To no one’s surprise, the Fed decided not to raise rates yesterday. At the same time, however, it managed to hint about as strongly as it ever has that a rate increase is coming by the end of the year.
This is the kind of messaging that has historically preceded action, so December is looking very likely. Markets are now pricing in a more than 60-percent chance of a rate hike in December.
The real pressure for the Fed to start increasing rates looks to be internal. The economic data does support a hike, and it has for some time. What’s different now is that 14 of 17 Fed officials want at least one rate hike by the end of the year, and 3 of the 14 felt strongly enough about it to dissent from the decision to keep rates stable. For the Yellen Fed, that level of dissent is very unusual, and the weight on the side of an increase suggests that it has become the default decision for December.
After the first hike, moderate increases
Beyond December, though, the Fed is still dovish. Although faster rate increases remain on the table, the expected end point is now only around 2.9 percent, well below past peaks, and the expected level at the end of 2018 is around 1.9 percent, down from 3.4 percent last September.
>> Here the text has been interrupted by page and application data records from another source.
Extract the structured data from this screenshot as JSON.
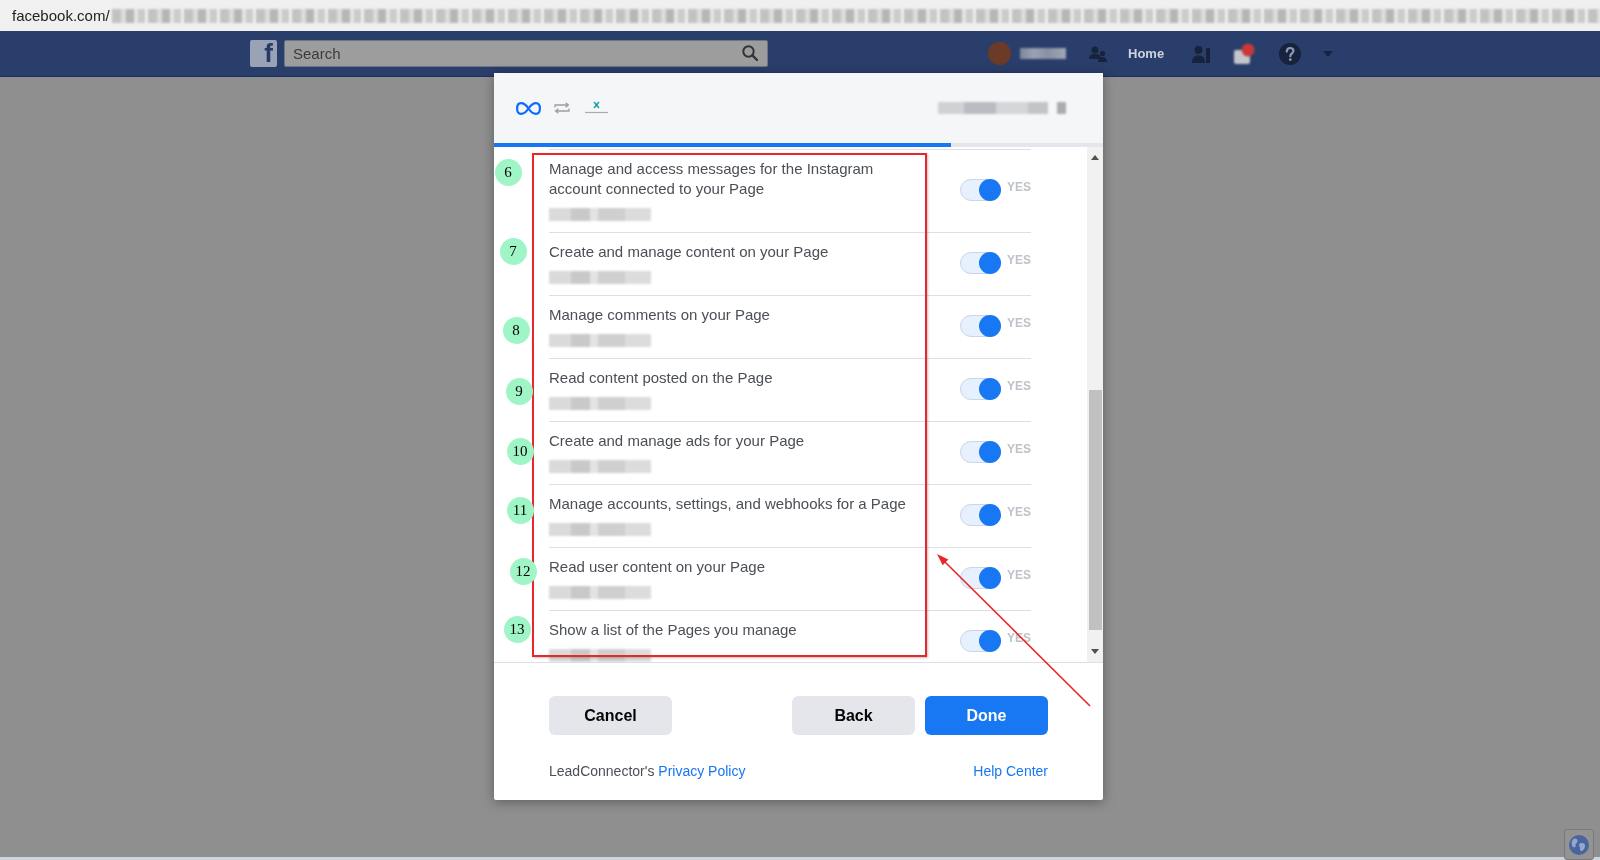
{
  "address_bar": {
    "url": "facebook.com/"
  },
  "top_bar": {
    "logo": "f",
    "search": {
      "placeholder": "Search"
    },
    "home_link": "Home"
  },
  "dialog": {
    "progress": {
      "level": 0.75
    },
    "permissions": [
      {
        "title": "Manage and access messages for the Instagram account connected to your Page",
        "on": true,
        "toggle_label": "YES"
      },
      {
        "title": "Create and manage content on your Page",
        "on": true,
        "toggle_label": "YES"
      },
      {
        "title": "Manage comments on your Page",
        "on": true,
        "toggle_label": "YES"
      },
      {
        "title": "Read content posted on the Page",
        "on": true,
        "toggle_label": "YES"
      },
      {
        "title": "Create and manage ads for your Page",
        "on": true,
        "toggle_label": "YES"
      },
      {
        "title": "Manage accounts, settings, and webhooks for a Page",
        "on": true,
        "toggle_label": "YES"
      },
      {
        "title": "Read user content on your Page",
        "on": true,
        "toggle_label": "YES"
      },
      {
        "title": "Show a list of the Pages you manage",
        "on": true,
        "toggle_label": "YES"
      }
    ],
    "buttons": [
      {
        "label": "Cancel",
        "kind": "secondary"
      },
      {
        "label": "Back",
        "kind": "secondary"
      },
      {
        "label": "Done",
        "kind": "primary"
      }
    ],
    "footer": {
      "note": "LeadConnector's",
      "privacy_link": "Privacy Policy",
      "help_link": "Help Center"
    }
  },
  "annotations": {
    "markers": [
      {
        "label": "6"
      },
      {
        "label": "7"
      },
      {
        "label": "8"
      },
      {
        "label": "9"
      },
      {
        "label": "10"
      },
      {
        "label": "11"
      },
      {
        "label": "12"
      },
      {
        "label": "13"
      }
    ]
  }
}
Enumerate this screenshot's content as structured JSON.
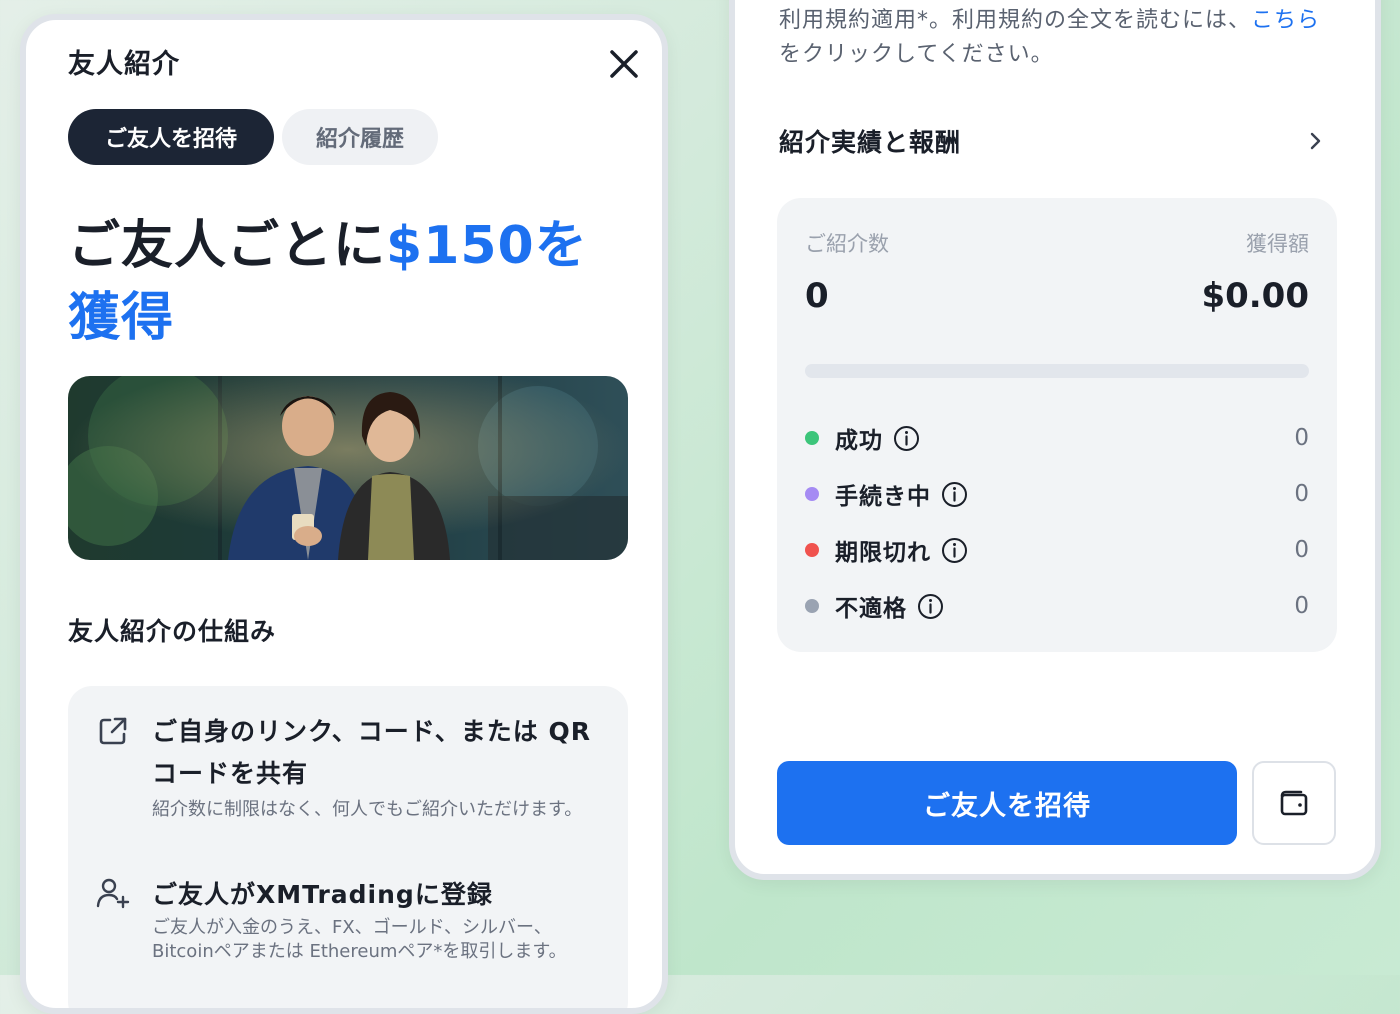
{
  "modal": {
    "title": "友人紹介",
    "tabs": [
      {
        "label": "ご友人を招待",
        "active": true
      },
      {
        "label": "紹介履歴",
        "active": false
      }
    ],
    "headline_prefix": "ご友人ごとに",
    "headline_accent": "$150を獲得",
    "how_it_works_title": "友人紹介の仕組み",
    "steps": [
      {
        "icon": "share-external-icon",
        "title": "ご自身のリンク、コード、または QRコードを共有",
        "description": "紹介数に制限はなく、何人でもご紹介いただけます。"
      },
      {
        "icon": "add-user-icon",
        "title": "ご友人がXMTradingに登録",
        "description": "ご友人が入金のうえ、FX、ゴールド、シルバー、Bitcoinペアまたは Ethereumペア*を取引します。"
      }
    ]
  },
  "rewards": {
    "terms_text": "利用規約適用*。利用規約の全文を読むには、",
    "terms_link": "こちら",
    "terms_suffix": "をクリックしてください。",
    "performance_title": "紹介実績と報酬",
    "referrals_label": "ご紹介数",
    "earned_label": "獲得額",
    "referrals_value": "0",
    "earned_value": "$0.00",
    "progress_fraction": 0,
    "statuses": [
      {
        "label": "成功",
        "count": "0",
        "color": "#3cc57a"
      },
      {
        "label": "手続き中",
        "count": "0",
        "color": "#a58bf3"
      },
      {
        "label": "期限切れ",
        "count": "0",
        "color": "#f0524e"
      },
      {
        "label": "不適格",
        "count": "0",
        "color": "#9aa3b2"
      }
    ],
    "invite_button": "ご友人を招待",
    "wallet_icon": "wallet-icon"
  },
  "colors": {
    "accent": "#1d71f0",
    "dark_tab": "#1c2535"
  }
}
Though a rate increase is probably coming, there shouldn’t be too many more after that.
This shift appears to reflect two main factors: low U.S. growth and the risks associated with starting to tighten while foreign central banks continue to ease. With U.S. growth low and looking likely to remain that way, the Fed simply doesn’t have the headroom to raise rates to levels that we had in the past. With foreign banks continuing to ease, tighter U.S. policy could put us at a disadvantage and hurt growth even more than expected.
Combined, these two factors tie the Fed’s hands on the upside, even as strong employment growth and rising inflation push it to act.
Markets seem to like the plan
Long story short, expect a rate increase in December and perhaps one or two next year. Absent accelerating growth, however, we probably won’t see much more than that. Though such a pickup remains possible, it is no longer the base case, and the Fed and financial markets are recognizing that.
For markets, as we saw yesterday, lower for longer is perceived as good news. With the strong hint about December, markets are clearly on notice, but the lower growth and interest rate projections show that, on balance, the Fed’s revised policy stance is considered positive.
The Fed has set the stage to start increasing rates at a moderate pace in the near future, and it has the ability to modify that pace according to what the data says over time—in other words, more or less exactly what it was trying to do. Not a bad day’s work.
Brad McMillan is the chief investment officer at Commonwealth Financial Network, the nation’s largest privately held independent broker/dealer-RIA. He is the primary spokesperson for Commonwealth’s investment divisions. This post originally appeared on The Independent Market Observer, a daily blog authored by McMillan.